Dr. Wilson’s Tips for Healthy and Stress-Free Travel
Posted May 10, 2018
Traveling—whether it’s a drive to the next city or a flight to another country—is inherently stressful, even when the trip is enjoyable. In addition to the usual stresses of planning, staying on schedule, navigating new surroundings, and trying to stay healthy in new environments, there are a number of physiological changes that can make the experience of being in a moving vehicle unpleasant and physically stress the body.
The inner ears, eyes, skin pressure receptors, muscle and joint proprioceptors and central nervous system) control the sense of balance by reporting the orientation and direction of movement of the body to the brain. The typical nausea and dizziness of motion sickness happens when the incoming sensory information conflicts. For example, in a plane in flight, the inner ears and proprioceptors sense the motion, but the eyes only see the stationary cabin interior.
Some of the discomforts of travel are also caused by changes in electrolyte and fluid balances in the body and brain, causing local swelling, stiffness and headache. Dehydration, which often results from travel, can cause headaches, lethargy, constipation and general malaise. Being aware of and taking measures to minimize these changes will increase the likelihood of arriving at the destination feeling fresher and less stressed.
Here are some tips for safe and healthy travels this summer (and beyond):
- Get enough rest. Sleep supports both the stress system and the immune system. Going into a trip rested and healthy increases stress resilience.
- Wash hands frequently. This is still one of the best ways to prevent the spread of disease.
- Drink plenty of water. This keeps mucus membranes of the respiratory system hydrated and better able to resist bacteria and viruses.
- Eat healthy foods. Don’t use vacation as an excuse to eat all things sugar, which also impairs immune function.
- Travel with immune support. The herbal combination, Dr. Wilson’s Body-Guard®, can temporarily but quickly aid an immune system under attack.
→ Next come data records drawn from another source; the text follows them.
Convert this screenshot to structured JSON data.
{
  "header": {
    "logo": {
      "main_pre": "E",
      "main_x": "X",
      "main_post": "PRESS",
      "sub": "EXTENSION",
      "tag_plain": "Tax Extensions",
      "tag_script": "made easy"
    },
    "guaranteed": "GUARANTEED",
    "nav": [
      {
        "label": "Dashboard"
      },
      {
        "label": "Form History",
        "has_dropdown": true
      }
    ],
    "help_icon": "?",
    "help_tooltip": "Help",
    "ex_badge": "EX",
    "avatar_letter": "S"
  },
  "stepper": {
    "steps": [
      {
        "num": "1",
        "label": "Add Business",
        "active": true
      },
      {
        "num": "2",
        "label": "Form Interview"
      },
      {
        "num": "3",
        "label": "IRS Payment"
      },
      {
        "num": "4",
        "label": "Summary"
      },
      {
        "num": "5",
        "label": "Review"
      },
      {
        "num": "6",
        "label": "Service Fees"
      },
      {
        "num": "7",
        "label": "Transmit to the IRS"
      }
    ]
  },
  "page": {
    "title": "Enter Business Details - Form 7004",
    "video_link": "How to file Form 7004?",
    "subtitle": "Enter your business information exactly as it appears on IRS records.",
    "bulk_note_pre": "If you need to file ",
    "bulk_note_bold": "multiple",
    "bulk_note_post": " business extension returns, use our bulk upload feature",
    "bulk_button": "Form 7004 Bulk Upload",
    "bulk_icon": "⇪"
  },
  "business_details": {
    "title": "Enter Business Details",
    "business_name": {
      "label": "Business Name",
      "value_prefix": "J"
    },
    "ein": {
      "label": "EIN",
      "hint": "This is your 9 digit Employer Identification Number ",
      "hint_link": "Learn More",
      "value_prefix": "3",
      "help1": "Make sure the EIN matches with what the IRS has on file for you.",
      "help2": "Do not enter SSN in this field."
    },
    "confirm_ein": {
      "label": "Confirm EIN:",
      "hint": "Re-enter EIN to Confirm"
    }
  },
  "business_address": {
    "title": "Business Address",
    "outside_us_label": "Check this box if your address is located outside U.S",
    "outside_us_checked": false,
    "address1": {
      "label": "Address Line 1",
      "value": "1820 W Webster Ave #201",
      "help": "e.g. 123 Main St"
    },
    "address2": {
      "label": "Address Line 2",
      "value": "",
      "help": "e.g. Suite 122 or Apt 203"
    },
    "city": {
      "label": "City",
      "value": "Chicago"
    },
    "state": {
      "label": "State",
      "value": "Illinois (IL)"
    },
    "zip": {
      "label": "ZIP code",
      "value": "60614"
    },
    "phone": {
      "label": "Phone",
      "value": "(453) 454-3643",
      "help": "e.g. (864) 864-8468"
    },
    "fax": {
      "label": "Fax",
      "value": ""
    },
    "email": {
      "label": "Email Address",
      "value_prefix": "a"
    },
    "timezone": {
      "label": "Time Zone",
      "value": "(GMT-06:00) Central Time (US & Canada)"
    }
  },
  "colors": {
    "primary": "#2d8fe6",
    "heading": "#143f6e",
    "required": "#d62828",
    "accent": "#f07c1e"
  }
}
- Learn to roll with the punches. Travel invariably brings unknowns and surprises. By accepting these changes as part of the adventure stress—and the resulting immune changes—is kept to a minimum.